Top of AVAILABLE DATA
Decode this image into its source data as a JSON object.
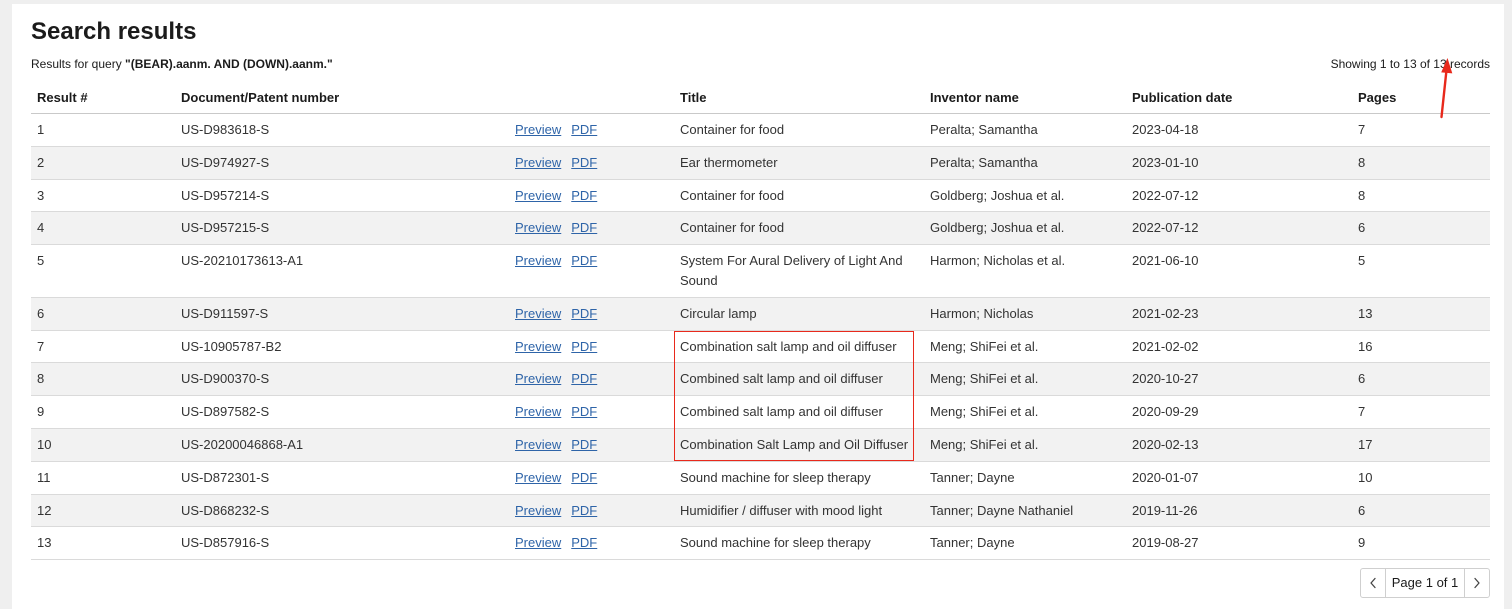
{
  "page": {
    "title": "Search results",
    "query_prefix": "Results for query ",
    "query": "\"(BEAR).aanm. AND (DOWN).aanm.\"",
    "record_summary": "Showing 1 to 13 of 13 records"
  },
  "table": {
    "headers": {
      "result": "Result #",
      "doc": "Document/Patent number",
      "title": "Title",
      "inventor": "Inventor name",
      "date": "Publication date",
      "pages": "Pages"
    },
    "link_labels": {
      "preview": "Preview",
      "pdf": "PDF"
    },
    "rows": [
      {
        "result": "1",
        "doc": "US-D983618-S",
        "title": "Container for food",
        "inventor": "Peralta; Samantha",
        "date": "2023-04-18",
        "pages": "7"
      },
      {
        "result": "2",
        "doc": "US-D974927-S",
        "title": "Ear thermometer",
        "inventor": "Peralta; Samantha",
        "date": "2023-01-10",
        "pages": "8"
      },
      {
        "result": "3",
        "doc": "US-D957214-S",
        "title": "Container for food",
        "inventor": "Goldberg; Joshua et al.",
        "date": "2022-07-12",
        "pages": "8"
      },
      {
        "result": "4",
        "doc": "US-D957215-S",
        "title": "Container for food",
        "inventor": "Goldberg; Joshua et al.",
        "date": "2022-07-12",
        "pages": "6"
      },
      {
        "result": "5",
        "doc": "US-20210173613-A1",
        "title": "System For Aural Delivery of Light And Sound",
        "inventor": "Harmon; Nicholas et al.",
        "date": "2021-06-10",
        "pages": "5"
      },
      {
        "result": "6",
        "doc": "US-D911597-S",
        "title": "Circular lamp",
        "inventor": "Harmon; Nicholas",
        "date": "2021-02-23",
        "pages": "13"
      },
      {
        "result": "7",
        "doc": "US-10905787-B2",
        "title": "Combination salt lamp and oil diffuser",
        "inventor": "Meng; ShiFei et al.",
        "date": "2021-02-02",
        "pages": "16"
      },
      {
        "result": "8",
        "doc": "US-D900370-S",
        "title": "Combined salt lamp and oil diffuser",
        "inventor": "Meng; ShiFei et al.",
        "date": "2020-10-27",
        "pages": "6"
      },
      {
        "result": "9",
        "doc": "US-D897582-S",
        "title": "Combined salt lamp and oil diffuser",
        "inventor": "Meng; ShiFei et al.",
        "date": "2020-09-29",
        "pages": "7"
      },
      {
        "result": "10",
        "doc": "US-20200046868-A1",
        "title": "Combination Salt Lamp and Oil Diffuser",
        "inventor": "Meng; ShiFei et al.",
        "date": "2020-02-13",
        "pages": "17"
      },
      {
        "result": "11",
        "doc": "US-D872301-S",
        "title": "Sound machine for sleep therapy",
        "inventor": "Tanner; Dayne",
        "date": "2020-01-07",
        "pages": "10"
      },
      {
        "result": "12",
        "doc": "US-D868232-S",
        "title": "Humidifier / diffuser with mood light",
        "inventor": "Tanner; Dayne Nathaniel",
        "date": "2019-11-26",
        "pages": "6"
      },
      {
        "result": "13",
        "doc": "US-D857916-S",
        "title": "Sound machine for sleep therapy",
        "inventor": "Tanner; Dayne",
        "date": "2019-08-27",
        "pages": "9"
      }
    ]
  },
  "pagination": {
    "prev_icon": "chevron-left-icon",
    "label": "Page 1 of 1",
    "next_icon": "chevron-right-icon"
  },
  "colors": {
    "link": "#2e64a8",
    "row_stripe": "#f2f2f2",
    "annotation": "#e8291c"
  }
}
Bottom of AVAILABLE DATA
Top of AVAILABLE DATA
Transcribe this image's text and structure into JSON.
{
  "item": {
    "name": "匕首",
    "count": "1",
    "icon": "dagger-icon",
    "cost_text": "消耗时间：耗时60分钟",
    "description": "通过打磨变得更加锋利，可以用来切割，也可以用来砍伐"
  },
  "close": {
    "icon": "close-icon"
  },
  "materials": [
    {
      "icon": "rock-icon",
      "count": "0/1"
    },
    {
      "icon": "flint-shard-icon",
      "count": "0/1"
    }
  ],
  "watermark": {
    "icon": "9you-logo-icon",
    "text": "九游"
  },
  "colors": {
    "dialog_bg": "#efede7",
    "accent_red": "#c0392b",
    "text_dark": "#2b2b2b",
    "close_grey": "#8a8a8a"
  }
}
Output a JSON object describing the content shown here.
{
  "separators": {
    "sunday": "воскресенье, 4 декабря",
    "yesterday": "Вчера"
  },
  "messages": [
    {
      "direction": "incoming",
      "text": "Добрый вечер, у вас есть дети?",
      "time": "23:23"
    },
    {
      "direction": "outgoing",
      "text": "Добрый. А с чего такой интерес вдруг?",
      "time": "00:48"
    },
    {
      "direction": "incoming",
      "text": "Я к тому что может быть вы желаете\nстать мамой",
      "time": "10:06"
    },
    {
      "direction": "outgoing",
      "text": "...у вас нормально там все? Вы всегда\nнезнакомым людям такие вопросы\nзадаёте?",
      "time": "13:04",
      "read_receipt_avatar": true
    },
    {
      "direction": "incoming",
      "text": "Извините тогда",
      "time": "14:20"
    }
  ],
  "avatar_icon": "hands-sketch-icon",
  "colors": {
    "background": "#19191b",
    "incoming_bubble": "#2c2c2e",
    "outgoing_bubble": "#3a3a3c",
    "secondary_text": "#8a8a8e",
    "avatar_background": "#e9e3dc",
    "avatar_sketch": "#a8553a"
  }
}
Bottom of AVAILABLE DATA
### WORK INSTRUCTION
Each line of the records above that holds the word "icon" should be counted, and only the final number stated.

### YOUR SOLUTION
8